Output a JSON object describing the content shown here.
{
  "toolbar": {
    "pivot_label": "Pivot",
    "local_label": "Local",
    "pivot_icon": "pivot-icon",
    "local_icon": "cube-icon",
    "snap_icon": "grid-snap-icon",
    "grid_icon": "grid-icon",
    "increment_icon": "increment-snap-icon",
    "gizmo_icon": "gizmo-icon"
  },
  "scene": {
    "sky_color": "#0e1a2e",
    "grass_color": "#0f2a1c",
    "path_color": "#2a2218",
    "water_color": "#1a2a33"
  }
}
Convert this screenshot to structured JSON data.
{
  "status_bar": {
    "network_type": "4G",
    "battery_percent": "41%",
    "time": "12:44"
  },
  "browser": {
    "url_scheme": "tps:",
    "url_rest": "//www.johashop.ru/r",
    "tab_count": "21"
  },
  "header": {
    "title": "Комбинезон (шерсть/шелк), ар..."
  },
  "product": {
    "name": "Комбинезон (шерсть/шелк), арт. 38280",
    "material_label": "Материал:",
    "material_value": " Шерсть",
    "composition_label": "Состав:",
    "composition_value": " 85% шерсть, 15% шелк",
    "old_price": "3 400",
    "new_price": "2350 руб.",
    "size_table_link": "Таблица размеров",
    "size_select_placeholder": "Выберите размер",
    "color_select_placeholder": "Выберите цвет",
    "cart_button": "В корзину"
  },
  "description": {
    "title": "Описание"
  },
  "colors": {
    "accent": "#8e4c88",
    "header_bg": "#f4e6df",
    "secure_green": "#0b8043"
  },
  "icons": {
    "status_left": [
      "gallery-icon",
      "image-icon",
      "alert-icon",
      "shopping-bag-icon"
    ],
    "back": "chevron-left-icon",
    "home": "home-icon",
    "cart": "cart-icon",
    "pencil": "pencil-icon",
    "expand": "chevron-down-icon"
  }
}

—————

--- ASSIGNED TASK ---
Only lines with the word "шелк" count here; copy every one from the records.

--- TASK RESPONSE ---
    "title": "Комбинезон (шерсть/шелк), ар..."
    "name": "Комбинезон (шерсть/шелк), арт. 38280",
    "composition_value": " 85% шерсть, 15% шелк",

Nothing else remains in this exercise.